Entries from a dataset of interfaces:
----

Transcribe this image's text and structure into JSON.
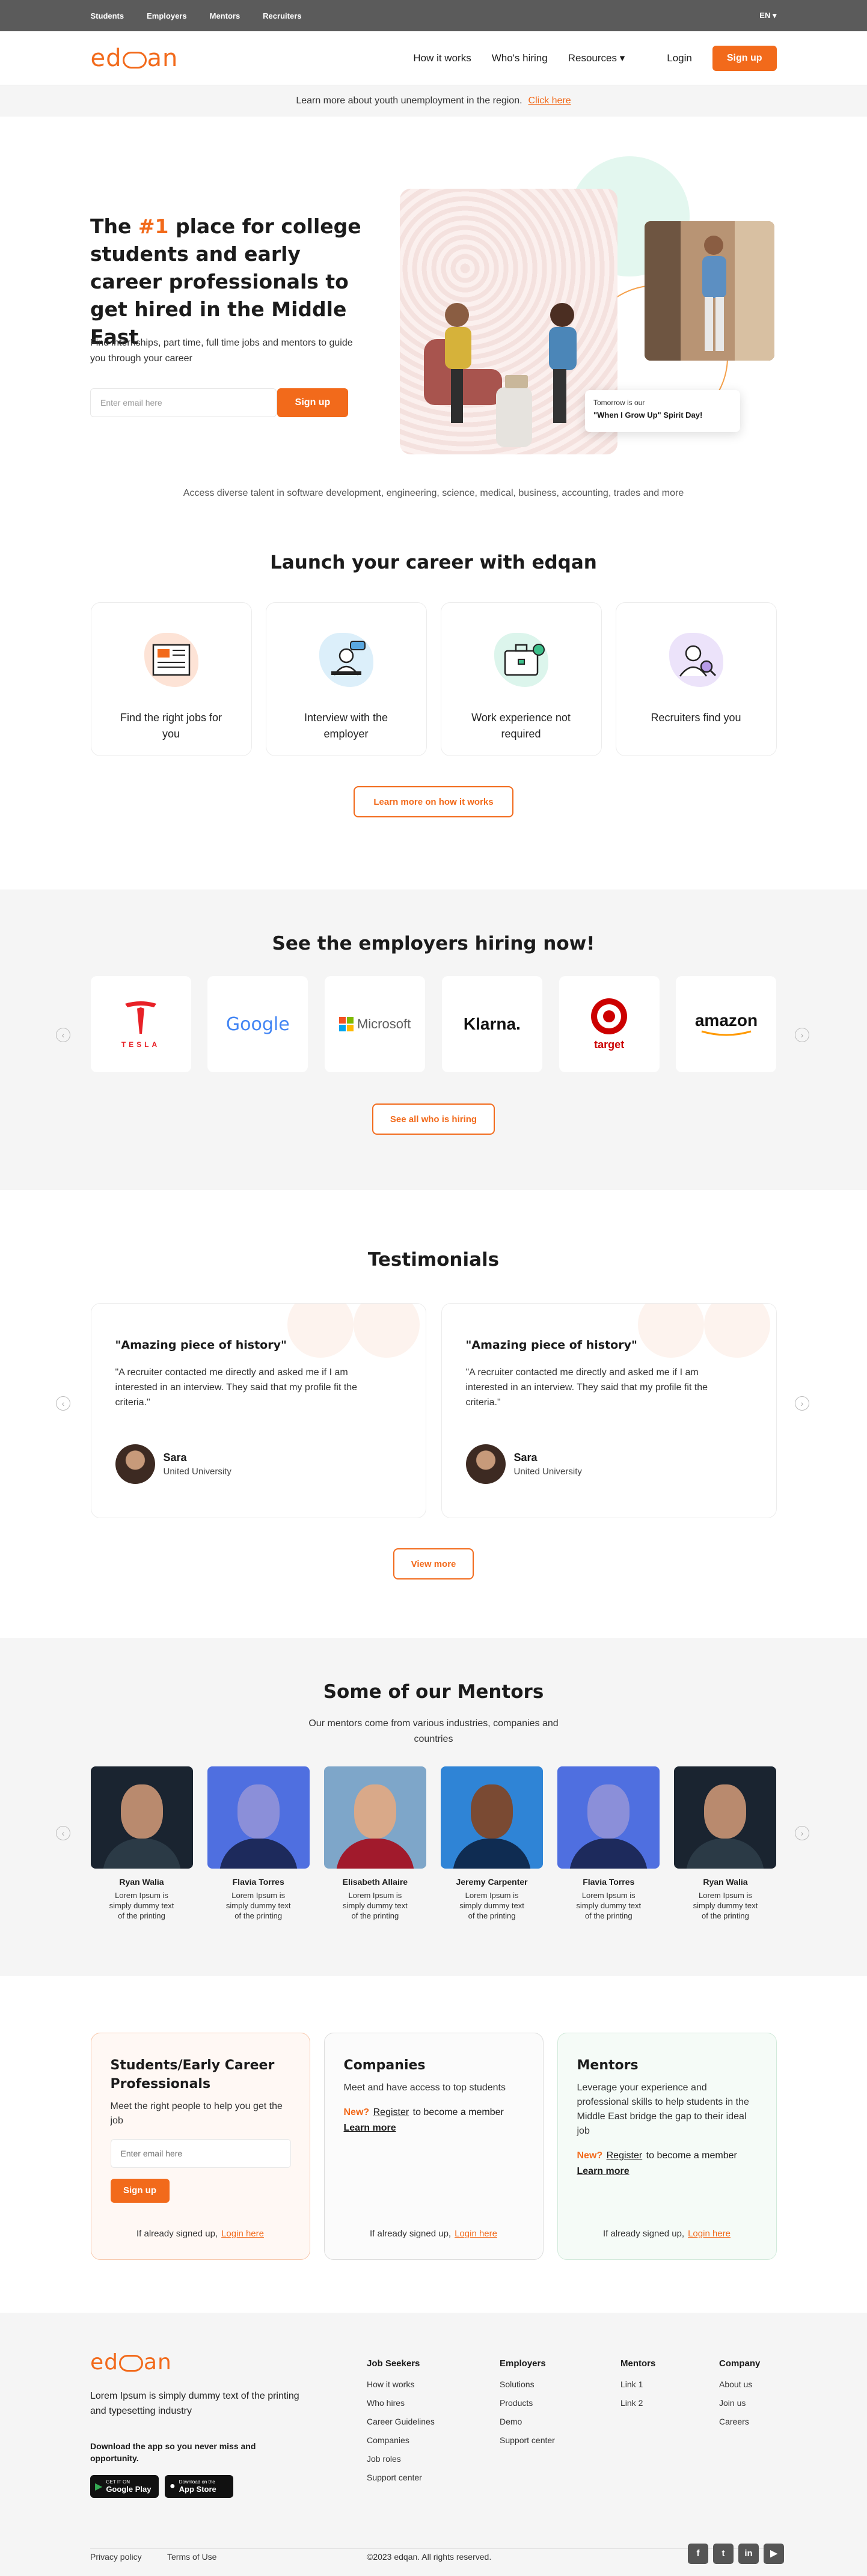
{
  "topbar": {
    "links": [
      "Students",
      "Employers",
      "Mentors",
      "Recruiters"
    ],
    "language": "EN ▾"
  },
  "nav": {
    "logo": "edqan",
    "links": [
      "How it works",
      "Who's hiring",
      "Resources ▾"
    ],
    "login": "Login",
    "signup": "Sign up"
  },
  "banner": {
    "text": "Learn more about youth unemployment in the region.",
    "link": "Click here"
  },
  "hero": {
    "title_pre": "The ",
    "title_highlight": "#1",
    "title_post": " place for college students and early career professionals to get hired in the Middle East",
    "subtitle": "Find internships, part time, full time jobs and mentors to guide you through your career",
    "email_placeholder": "Enter email here",
    "signup": "Sign up",
    "card_line1": "Tomorrow is our",
    "card_line2": "\"When I Grow Up\" Spirit Day!",
    "talent": "Access diverse talent in software development, engineering, science, medical, business, accounting, trades and more"
  },
  "launch": {
    "title": "Launch your career with edqan",
    "cards": [
      {
        "label": "Find the right jobs for you",
        "icon": "newspaper-icon",
        "color": "#fde3d6"
      },
      {
        "label": "Interview with the employer",
        "icon": "interview-icon",
        "color": "#dceffa"
      },
      {
        "label": "Work experience not required",
        "icon": "briefcase-icon",
        "color": "#dcf5ec"
      },
      {
        "label": "Recruiters find you",
        "icon": "recruiter-search-icon",
        "color": "#ece3fa"
      }
    ],
    "button": "Learn more on how it works"
  },
  "employers": {
    "title": "See the employers hiring now!",
    "logos": [
      "TESLA",
      "Google",
      "Microsoft",
      "Klarna.",
      "target",
      "amazon"
    ],
    "button": "See all who is hiring"
  },
  "testimonials": {
    "title": "Testimonials",
    "items": [
      {
        "headline": "\"Amazing piece of history\"",
        "quote": "\"A recruiter contacted me directly and asked me if I am interested in an interview. They said that my profile fit the criteria.\"",
        "name": "Sara",
        "university": "United University"
      },
      {
        "headline": "\"Amazing piece of history\"",
        "quote": "\"A recruiter contacted me directly and asked me if I am interested in an interview. They said that my profile fit the criteria.\"",
        "name": "Sara",
        "university": "United University"
      }
    ],
    "button": "View more"
  },
  "mentors": {
    "title": "Some of our Mentors",
    "subtitle": "Our mentors come from various industries, companies and countries",
    "items": [
      {
        "name": "Ryan Walia",
        "desc": "Lorem Ipsum is simply dummy text of the printing",
        "bg": "#1a2430",
        "skin": "#b98a6e",
        "shirt": "#2b3a46"
      },
      {
        "name": "Flavia Torres",
        "desc": "Lorem Ipsum is simply dummy text of the printing",
        "bg": "#4f6fe0",
        "skin": "#8b8fd9",
        "shirt": "#1d2a5c"
      },
      {
        "name": "Elisabeth Allaire",
        "desc": "Lorem Ipsum is simply dummy text of the printing",
        "bg": "#7ea6c9",
        "skin": "#d9a989",
        "shirt": "#a11a2c"
      },
      {
        "name": "Jeremy Carpenter",
        "desc": "Lorem Ipsum is simply dummy text of the printing",
        "bg": "#2f84d6",
        "skin": "#7a4a33",
        "shirt": "#0f2c52"
      },
      {
        "name": "Flavia Torres",
        "desc": "Lorem Ipsum is simply dummy text of the printing",
        "bg": "#4f6fe0",
        "skin": "#8b8fd9",
        "shirt": "#1d2a5c"
      },
      {
        "name": "Ryan Walia",
        "desc": "Lorem Ipsum is simply dummy text of the printing",
        "bg": "#1a2430",
        "skin": "#b98a6e",
        "shirt": "#2b3a46"
      }
    ]
  },
  "join": {
    "students": {
      "title": "Students/Early Career Professionals",
      "desc": "Meet the right people to help you get the job",
      "email_placeholder": "Enter email here",
      "signup": "Sign up",
      "already": "If already signed up,",
      "login": "Login here",
      "bg": "#fff8f4",
      "border": "#f8c9ae"
    },
    "companies": {
      "title": "Companies",
      "desc": "Meet and have access to top students",
      "new": "New?",
      "register": "Register",
      "register_rest": "to become a member",
      "learn": "Learn more",
      "already": "If already signed up,",
      "login": "Login here",
      "bg": "#fbfbfb",
      "border": "#dddddd"
    },
    "mentors": {
      "title": "Mentors",
      "desc": "Leverage your experience and professional skills to help students in the Middle East bridge the gap to their ideal job",
      "new": "New?",
      "register": "Register",
      "register_rest": "to become a member",
      "learn": "Learn more",
      "already": "If already signed up,",
      "login": "Login here",
      "bg": "#f5fbf7",
      "border": "#d2eadb"
    }
  },
  "footer": {
    "logo": "edqan",
    "text": "Lorem Ipsum is simply dummy text of the printing and typesetting industry",
    "download": "Download the app so you never miss and opportunity.",
    "google_small": "GET IT ON",
    "google_big": "Google Play",
    "apple_small": "Download on the",
    "apple_big": "App Store",
    "columns": [
      {
        "title": "Job Seekers",
        "links": [
          "How it works",
          "Who hires",
          "Career Guidelines",
          "Companies",
          "Job roles",
          "Support center"
        ]
      },
      {
        "title": "Employers",
        "links": [
          "Solutions",
          "Products",
          "Demo",
          "Support center"
        ]
      },
      {
        "title": "Mentors",
        "links": [
          "Link 1",
          "Link 2"
        ]
      },
      {
        "title": "Company",
        "links": [
          "About us",
          "Join us",
          "Careers"
        ]
      }
    ],
    "privacy": "Privacy policy",
    "terms": "Terms of Use",
    "copyright": "©2023 edqan. All rights reserved.",
    "social": [
      "f",
      "t",
      "in",
      "▶"
    ]
  },
  "colors": {
    "accent": "#f26a1b",
    "topbar": "#5b5b5b",
    "section_bg": "#f5f5f5"
  }
}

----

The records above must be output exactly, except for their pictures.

» Answer to the exercise:
Transcribe this image's text and structure into JSON.
{
  "topbar": {
    "links": [
      "Students",
      "Employers",
      "Mentors",
      "Recruiters"
    ],
    "language": "EN ▾"
  },
  "nav": {
    "logo": "edqan",
    "links": [
      "How it works",
      "Who's hiring",
      "Resources ▾"
    ],
    "login": "Login",
    "signup": "Sign up"
  },
  "banner": {
    "text": "Learn more about youth unemployment in the region.",
    "link": "Click here"
  },
  "hero": {
    "title_pre": "The ",
    "title_highlight": "#1",
    "title_post": " place for college students and early career professionals to get hired in the Middle East",
    "subtitle": "Find internships, part time, full time jobs and mentors to guide you through your career",
    "email_placeholder": "Enter email here",
    "signup": "Sign up",
    "card_line1": "Tomorrow is our",
    "card_line2": "\"When I Grow Up\" Spirit Day!",
    "talent": "Access diverse talent in software development, engineering, science, medical, business, accounting, trades and more"
  },
  "launch": {
    "title": "Launch your career with edqan",
    "cards": [
      {
        "label": "Find the right jobs for you",
        "icon": "newspaper-icon",
        "color": "#fde3d6"
      },
      {
        "label": "Interview with the employer",
        "icon": "interview-icon",
        "color": "#dceffa"
      },
      {
        "label": "Work experience not required",
        "icon": "briefcase-icon",
        "color": "#dcf5ec"
      },
      {
        "label": "Recruiters find you",
        "icon": "recruiter-search-icon",
        "color": "#ece3fa"
      }
    ],
    "button": "Learn more on how it works"
  },
  "employers": {
    "title": "See the employers hiring now!",
    "logos": [
      "TESLA",
      "Google",
      "Microsoft",
      "Klarna.",
      "target",
      "amazon"
    ],
    "button": "See all who is hiring"
  },
  "testimonials": {
    "title": "Testimonials",
    "items": [
      {
        "headline": "\"Amazing piece of history\"",
        "quote": "\"A recruiter contacted me directly and asked me if I am interested in an interview. They said that my profile fit the criteria.\"",
        "name": "Sara",
        "university": "United University"
      },
      {
        "headline": "\"Amazing piece of history\"",
        "quote": "\"A recruiter contacted me directly and asked me if I am interested in an interview. They said that my profile fit the criteria.\"",
        "name": "Sara",
        "university": "United University"
      }
    ],
    "button": "View more"
  },
  "mentors": {
    "title": "Some of our Mentors",
    "subtitle": "Our mentors come from various industries, companies and countries",
    "items": [
      {
        "name": "Ryan Walia",
        "desc": "Lorem Ipsum is simply dummy text of the printing",
        "bg": "#1a2430",
        "skin": "#b98a6e",
        "shirt": "#2b3a46"
      },
      {
        "name": "Flavia Torres",
        "desc": "Lorem Ipsum is simply dummy text of the printing",
        "bg": "#4f6fe0",
        "skin": "#8b8fd9",
        "shirt": "#1d2a5c"
      },
      {
        "name": "Elisabeth Allaire",
        "desc": "Lorem Ipsum is simply dummy text of the printing",
        "bg": "#7ea6c9",
        "skin": "#d9a989",
        "shirt": "#a11a2c"
      },
      {
        "name": "Jeremy Carpenter",
        "desc": "Lorem Ipsum is simply dummy text of the printing",
        "bg": "#2f84d6",
        "skin": "#7a4a33",
        "shirt": "#0f2c52"
      },
      {
        "name": "Flavia Torres",
        "desc": "Lorem Ipsum is simply dummy text of the printing",
        "bg": "#4f6fe0",
        "skin": "#8b8fd9",
        "shirt": "#1d2a5c"
      },
      {
        "name": "Ryan Walia",
        "desc": "Lorem Ipsum is simply dummy text of the printing",
        "bg": "#1a2430",
        "skin": "#b98a6e",
        "shirt": "#2b3a46"
      }
    ]
  },
  "join": {
    "students": {
      "title": "Students/Early Career Professionals",
      "desc": "Meet the right people to help you get the job",
      "email_placeholder": "Enter email here",
      "signup": "Sign up",
      "already": "If already signed up,",
      "login": "Login here",
      "bg": "#fff8f4",
      "border": "#f8c9ae"
    },
    "companies": {
      "title": "Companies",
      "desc": "Meet and have access to top students",
      "new": "New?",
      "register": "Register",
      "register_rest": "to become a member",
      "learn": "Learn more",
      "already": "If already signed up,",
      "login": "Login here",
      "bg": "#fbfbfb",
      "border": "#dddddd"
    },
    "mentors": {
      "title": "Mentors",
      "desc": "Leverage your experience and professional skills to help students in the Middle East bridge the gap to their ideal job",
      "new": "New?",
      "register": "Register",
      "register_rest": "to become a member",
      "learn": "Learn more",
      "already": "If already signed up,",
      "login": "Login here",
      "bg": "#f5fbf7",
      "border": "#d2eadb"
    }
  },
  "footer": {
    "logo": "edqan",
    "text": "Lorem Ipsum is simply dummy text of the printing and typesetting industry",
    "download": "Download the app so you never miss and opportunity.",
    "google_small": "GET IT ON",
    "google_big": "Google Play",
    "apple_small": "Download on the",
    "apple_big": "App Store",
    "columns": [
      {
        "title": "Job Seekers",
        "links": [
          "How it works",
          "Who hires",
          "Career Guidelines",
          "Companies",
          "Job roles",
          "Support center"
        ]
      },
      {
        "title": "Employers",
        "links": [
          "Solutions",
          "Products",
          "Demo",
          "Support center"
        ]
      },
      {
        "title": "Mentors",
        "links": [
          "Link 1",
          "Link 2"
        ]
      },
      {
        "title": "Company",
        "links": [
          "About us",
          "Join us",
          "Careers"
        ]
      }
    ],
    "privacy": "Privacy policy",
    "terms": "Terms of Use",
    "copyright": "©2023 edqan. All rights reserved.",
    "social": [
      "f",
      "t",
      "in",
      "▶"
    ]
  },
  "colors": {
    "accent": "#f26a1b",
    "topbar": "#5b5b5b",
    "section_bg": "#f5f5f5"
  }
}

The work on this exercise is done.